§ **What is needed**: Scan the records for "JSON". Show the matching lines.
*** Block opens ***
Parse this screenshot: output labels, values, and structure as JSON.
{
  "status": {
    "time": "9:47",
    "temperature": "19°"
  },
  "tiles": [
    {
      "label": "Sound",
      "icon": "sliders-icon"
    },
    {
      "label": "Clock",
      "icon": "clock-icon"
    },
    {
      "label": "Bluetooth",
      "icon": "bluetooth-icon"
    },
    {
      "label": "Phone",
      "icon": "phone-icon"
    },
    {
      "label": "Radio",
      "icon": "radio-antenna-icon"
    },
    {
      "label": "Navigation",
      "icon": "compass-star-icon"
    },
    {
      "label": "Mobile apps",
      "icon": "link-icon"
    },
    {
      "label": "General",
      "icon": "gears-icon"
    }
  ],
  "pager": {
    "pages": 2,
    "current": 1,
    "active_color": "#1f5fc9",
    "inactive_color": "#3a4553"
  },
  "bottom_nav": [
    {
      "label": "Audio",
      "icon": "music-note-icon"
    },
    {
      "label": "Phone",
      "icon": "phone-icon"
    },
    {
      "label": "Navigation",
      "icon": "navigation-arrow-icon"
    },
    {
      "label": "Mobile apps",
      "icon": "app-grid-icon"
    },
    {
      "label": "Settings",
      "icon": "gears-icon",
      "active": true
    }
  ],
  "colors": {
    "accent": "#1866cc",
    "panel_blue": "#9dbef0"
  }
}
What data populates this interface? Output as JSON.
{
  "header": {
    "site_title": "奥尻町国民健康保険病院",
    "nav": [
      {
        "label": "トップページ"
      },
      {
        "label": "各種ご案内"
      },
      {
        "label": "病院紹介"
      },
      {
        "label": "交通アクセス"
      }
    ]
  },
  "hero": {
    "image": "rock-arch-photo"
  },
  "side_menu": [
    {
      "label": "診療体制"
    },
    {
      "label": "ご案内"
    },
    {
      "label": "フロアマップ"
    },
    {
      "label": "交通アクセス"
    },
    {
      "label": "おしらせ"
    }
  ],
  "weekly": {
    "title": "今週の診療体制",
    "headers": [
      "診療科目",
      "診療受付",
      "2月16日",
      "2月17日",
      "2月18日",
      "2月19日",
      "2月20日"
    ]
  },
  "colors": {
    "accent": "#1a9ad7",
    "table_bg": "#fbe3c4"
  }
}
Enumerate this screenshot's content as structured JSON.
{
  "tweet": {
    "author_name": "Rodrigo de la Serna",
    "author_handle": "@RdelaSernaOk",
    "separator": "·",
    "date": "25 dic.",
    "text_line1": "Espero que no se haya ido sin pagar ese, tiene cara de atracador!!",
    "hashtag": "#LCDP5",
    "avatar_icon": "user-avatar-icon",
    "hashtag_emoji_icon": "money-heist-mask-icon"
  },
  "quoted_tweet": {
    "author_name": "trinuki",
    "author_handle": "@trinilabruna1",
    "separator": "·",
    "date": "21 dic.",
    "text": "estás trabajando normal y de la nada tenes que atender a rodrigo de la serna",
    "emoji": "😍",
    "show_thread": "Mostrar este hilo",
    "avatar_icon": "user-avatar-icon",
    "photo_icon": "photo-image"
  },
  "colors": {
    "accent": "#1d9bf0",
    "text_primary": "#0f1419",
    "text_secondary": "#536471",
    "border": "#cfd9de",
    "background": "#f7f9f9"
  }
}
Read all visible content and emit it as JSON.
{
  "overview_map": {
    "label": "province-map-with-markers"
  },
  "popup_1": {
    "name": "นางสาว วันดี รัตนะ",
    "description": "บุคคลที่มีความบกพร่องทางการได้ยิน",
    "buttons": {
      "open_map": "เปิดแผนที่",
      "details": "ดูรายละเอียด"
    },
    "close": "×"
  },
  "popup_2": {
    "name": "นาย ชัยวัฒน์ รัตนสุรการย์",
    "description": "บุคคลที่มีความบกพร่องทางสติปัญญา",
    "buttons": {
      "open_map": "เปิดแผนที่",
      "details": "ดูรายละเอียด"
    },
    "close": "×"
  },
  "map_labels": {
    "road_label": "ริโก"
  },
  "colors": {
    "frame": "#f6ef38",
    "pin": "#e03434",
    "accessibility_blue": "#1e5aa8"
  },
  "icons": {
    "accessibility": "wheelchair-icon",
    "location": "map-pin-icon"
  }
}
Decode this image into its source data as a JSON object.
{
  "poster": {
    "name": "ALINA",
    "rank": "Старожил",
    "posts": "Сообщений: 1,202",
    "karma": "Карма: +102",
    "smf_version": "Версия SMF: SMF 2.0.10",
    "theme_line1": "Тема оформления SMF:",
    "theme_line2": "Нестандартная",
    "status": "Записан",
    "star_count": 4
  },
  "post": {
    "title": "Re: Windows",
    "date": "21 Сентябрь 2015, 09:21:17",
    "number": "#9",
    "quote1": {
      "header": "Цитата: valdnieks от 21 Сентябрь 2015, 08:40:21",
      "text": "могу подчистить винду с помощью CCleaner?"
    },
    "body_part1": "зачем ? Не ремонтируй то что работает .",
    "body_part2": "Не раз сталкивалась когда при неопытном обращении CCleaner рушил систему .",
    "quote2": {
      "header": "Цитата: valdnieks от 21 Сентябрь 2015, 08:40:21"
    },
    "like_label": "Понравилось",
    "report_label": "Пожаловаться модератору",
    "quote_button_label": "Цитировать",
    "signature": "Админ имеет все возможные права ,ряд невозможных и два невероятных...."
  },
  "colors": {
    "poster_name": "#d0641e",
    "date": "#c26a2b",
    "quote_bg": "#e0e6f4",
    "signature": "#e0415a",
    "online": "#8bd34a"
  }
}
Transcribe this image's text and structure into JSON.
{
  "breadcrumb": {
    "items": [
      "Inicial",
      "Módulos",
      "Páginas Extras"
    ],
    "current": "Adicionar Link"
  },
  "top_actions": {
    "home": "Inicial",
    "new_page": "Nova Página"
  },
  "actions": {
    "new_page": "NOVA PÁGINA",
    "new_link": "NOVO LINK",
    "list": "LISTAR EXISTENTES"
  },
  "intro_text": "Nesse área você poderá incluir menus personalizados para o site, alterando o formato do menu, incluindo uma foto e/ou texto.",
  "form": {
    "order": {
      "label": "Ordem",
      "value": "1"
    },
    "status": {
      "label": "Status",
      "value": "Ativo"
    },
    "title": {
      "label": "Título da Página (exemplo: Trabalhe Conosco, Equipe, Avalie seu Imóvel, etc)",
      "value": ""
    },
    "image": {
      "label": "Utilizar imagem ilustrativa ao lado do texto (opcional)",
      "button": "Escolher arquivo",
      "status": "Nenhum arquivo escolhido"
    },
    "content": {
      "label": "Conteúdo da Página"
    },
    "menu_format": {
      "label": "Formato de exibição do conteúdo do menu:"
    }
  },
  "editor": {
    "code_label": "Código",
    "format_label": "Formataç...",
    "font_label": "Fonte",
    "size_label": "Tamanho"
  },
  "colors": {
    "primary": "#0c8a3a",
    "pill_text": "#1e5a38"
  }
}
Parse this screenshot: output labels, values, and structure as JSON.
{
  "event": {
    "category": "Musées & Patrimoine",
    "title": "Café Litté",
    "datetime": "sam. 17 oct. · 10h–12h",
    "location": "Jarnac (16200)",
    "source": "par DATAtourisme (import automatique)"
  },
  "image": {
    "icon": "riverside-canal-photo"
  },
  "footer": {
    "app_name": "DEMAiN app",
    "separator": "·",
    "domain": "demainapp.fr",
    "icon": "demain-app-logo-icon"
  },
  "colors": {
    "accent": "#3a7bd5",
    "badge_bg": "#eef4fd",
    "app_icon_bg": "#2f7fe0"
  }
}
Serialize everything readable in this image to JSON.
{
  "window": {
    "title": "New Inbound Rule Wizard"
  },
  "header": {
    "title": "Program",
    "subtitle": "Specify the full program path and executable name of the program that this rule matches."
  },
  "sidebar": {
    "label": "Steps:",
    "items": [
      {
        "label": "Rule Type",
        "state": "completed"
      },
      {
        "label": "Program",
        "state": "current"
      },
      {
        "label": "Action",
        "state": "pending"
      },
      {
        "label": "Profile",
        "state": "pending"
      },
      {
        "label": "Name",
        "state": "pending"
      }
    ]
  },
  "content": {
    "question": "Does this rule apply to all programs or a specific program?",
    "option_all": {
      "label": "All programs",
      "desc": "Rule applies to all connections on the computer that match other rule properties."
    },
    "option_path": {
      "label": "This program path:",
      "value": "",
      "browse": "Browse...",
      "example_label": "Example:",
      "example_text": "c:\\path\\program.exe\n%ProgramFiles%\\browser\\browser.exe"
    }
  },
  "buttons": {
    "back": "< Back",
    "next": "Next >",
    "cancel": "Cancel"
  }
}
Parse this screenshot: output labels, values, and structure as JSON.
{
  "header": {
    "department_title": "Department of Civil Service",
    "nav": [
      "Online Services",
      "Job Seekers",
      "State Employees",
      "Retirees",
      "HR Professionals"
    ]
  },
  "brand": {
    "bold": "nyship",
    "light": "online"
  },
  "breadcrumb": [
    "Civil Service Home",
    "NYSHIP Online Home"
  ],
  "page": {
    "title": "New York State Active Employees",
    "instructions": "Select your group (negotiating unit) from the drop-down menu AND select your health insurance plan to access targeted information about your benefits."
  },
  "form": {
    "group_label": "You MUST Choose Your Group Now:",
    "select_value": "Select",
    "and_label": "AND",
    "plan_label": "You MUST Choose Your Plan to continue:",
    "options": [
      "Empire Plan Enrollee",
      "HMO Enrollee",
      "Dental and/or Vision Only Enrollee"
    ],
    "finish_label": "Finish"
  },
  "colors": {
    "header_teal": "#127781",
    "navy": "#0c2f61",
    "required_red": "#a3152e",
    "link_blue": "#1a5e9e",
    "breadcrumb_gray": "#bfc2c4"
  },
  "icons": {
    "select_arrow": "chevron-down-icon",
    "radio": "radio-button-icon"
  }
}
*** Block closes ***
§ **Solution**:
Parse this screenshot: output labels, values, and structure as JSON.
What data populates this interface? Output as JSON.
Enumerate this screenshot's content as structured JSON.
Read all visible content and emit it as JSON.
Decode this image into its source data as a JSON object.
Transcribe this image's text and structure into JSON.
Parse this screenshot: output labels, values, and structure as JSON.
Serialize everything readable in this image to JSON.
Parse this screenshot: output labels, values, and structure as JSON.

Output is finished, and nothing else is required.